No punches pulled by Mick Rooney here:
But what really pisses me off about all this is the amount of hours expended by pundits, experts and online commentators, with their heads stuck under the hood of self-publishing, happy to throw virtual shapes, pontificate and moralise on the cracks and leaks and woes of every self-publishing service provider. When in reality, over the last couple of years, some of the most egregious and contemptible entries into the world of self-publishing have actually come direct from—or under the guise and umbrella of—traditional publishers.
It is no wonder so many new authors want to completely bypass the traditional route of publishing when faced with the horrible deal on the table from Random House? As far as The Independent Publishing Magazine is concerned, Random House is now fully in the self-publishing arena in all but name.
via The Independent Publishing Magazine: Random House Digital Imprints | It’s a duck!.
I’ve a new post over at EoinPurcell.com on Digital Publishing:
Most small companies can’t afford to put someone on this full-time, that much is probably a given (although if you can, then you should), but someone really should be devoting at least a third, if not half, of their time to the issue.
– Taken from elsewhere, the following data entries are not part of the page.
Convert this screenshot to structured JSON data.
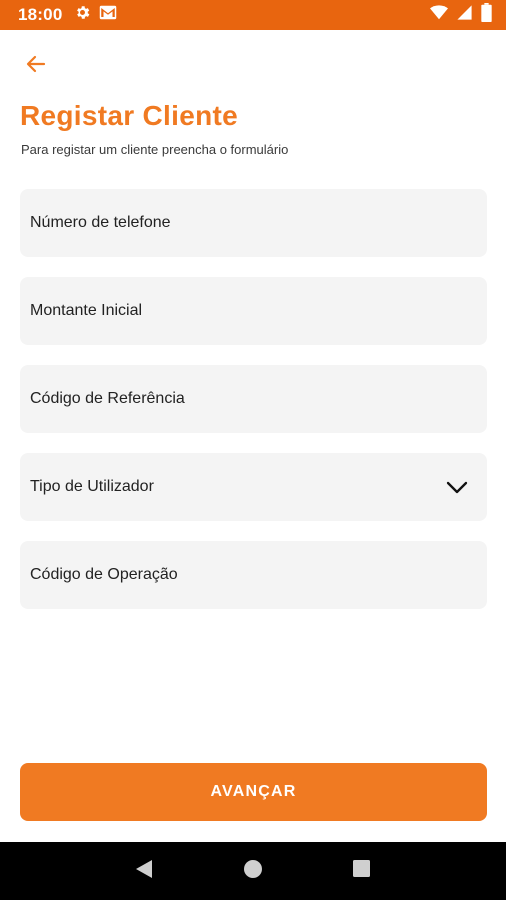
{
  "status_bar": {
    "time": "18:00",
    "icons_left": [
      "gear-icon",
      "gmail-icon"
    ],
    "icons_right": [
      "wifi-icon",
      "signal-icon",
      "battery-icon"
    ],
    "color": "#e8650f"
  },
  "header": {
    "back_icon": "arrow-left-icon",
    "title": "Registar Cliente",
    "subtitle": "Para registar um cliente preencha o formulário"
  },
  "form": {
    "fields": [
      {
        "label": "Número de telefone",
        "type": "text"
      },
      {
        "label": "Montante Inicial",
        "type": "text"
      },
      {
        "label": "Código de Referência",
        "type": "text"
      },
      {
        "label": "Tipo de Utilizador",
        "type": "select",
        "icon": "chevron-down-icon"
      },
      {
        "label": "Código de Operação",
        "type": "text"
      }
    ]
  },
  "submit": {
    "label": "AVANÇAR"
  },
  "nav_bar": {
    "buttons": [
      "back-triangle-icon",
      "home-circle-icon",
      "recents-square-icon"
    ]
  },
  "colors": {
    "accent": "#f07a22",
    "field_bg": "#f4f4f4"
  }
}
AND they need to be considering more than just contracts, conversion, distribution and price. That part of the job is now routine, essential and commonplace. It doesn’t mean it shouldn’t be done or that your digital publisher shouldn’t be doing it, but it does mean that your digital publisher needs to be looking at more
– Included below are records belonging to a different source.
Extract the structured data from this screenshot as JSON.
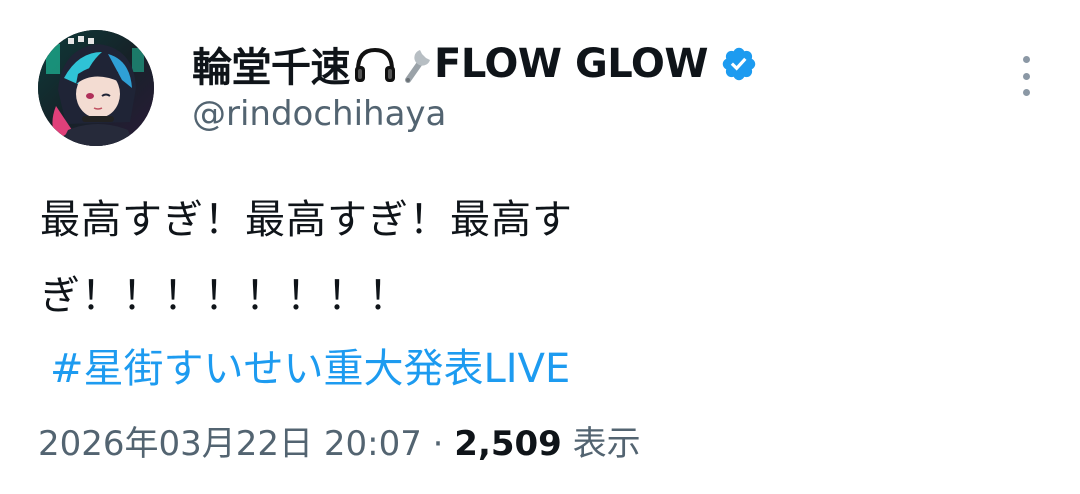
{
  "author": {
    "display_name": "輪堂千速",
    "headphones_icon": "🎧",
    "wrench_icon": "wrench-icon",
    "name_suffix": "FLOW GLOW",
    "handle": "@rindochihaya",
    "verified": true,
    "verified_color": "#1d9bf0"
  },
  "tweet": {
    "text": "最高すぎ！最高すぎ！最高すぎ！！！！！！！！",
    "hashtag": "#星街すいせい重大発表LIVE",
    "hashtag_color": "#1d9bf0"
  },
  "meta": {
    "timestamp": "2026年03月22日 20:07",
    "separator": "·",
    "views": "2,509",
    "views_label": "表示"
  }
}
Head over to read the rest!
There is so much more to this article, but this point in particular stood out!
In this model, authors stop carving out rights. They hand almost everything over to the publishers and give them maximum flexibility to experiment with format, pricing, sampling, enhancements, and territory – BUT, for a very limited time. At the end of those 3-5 years, everyone reassesses.
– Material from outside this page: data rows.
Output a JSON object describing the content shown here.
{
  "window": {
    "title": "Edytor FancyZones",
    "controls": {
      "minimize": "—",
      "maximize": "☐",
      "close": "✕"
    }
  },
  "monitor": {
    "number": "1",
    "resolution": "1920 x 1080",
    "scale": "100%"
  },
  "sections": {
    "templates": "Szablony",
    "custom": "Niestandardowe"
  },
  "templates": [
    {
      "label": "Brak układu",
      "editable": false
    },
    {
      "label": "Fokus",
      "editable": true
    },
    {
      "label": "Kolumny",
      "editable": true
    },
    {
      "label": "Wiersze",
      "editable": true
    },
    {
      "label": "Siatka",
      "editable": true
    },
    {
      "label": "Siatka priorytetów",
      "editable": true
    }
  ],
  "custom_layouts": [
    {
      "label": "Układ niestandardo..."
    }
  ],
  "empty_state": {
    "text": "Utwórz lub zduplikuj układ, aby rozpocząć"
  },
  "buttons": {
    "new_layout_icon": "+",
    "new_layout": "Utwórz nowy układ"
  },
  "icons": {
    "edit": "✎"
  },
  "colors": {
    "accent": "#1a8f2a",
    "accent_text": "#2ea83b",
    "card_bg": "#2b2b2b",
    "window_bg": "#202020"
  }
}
If the publisher has done an outstanding job and turned the book into a bestseller, they might now have to cough up more royalties. If the publisher has failed to sell the book or exploit some of the rights they were ceded, the author may continue with the house on a more limited basis or may withdraw the book altogether and take it elsewhere. The author gets far more flexibility and control over the book’s fate than was ever possible with a life-of-copyright contract, but has to accept a full partnership role: the publisher will no longer pay a significant advance or assume the lion’s share of the financial risk.
via Copyright, Ebooks and the Unpredictable Future | Digital Book World.
I don’t normally post about my job here
But sometimes it is worthwhile. I have just received signed contracts in the post, signed yesterday* and they made me extremely happy.
GRANDAD is writing a book for Mercier Press
I have been a reader of Head Rambles for a while now and love it. I have been thinking for some time that if we didn’t snap him up someone else would, so I e-mailed him and asked him to write a book with us. He has agreed. If you read his post about it (here) you begin to understand why I am so pleased.
If all goes to plan we will publish the book (tentatively titled: Rambles With Grandad) in Spring 2009.
Pleased as pie,
*Which puts paid tot hose nasty rumours that An Post is now taking 4 days to deliver letters from one end of the island to the other.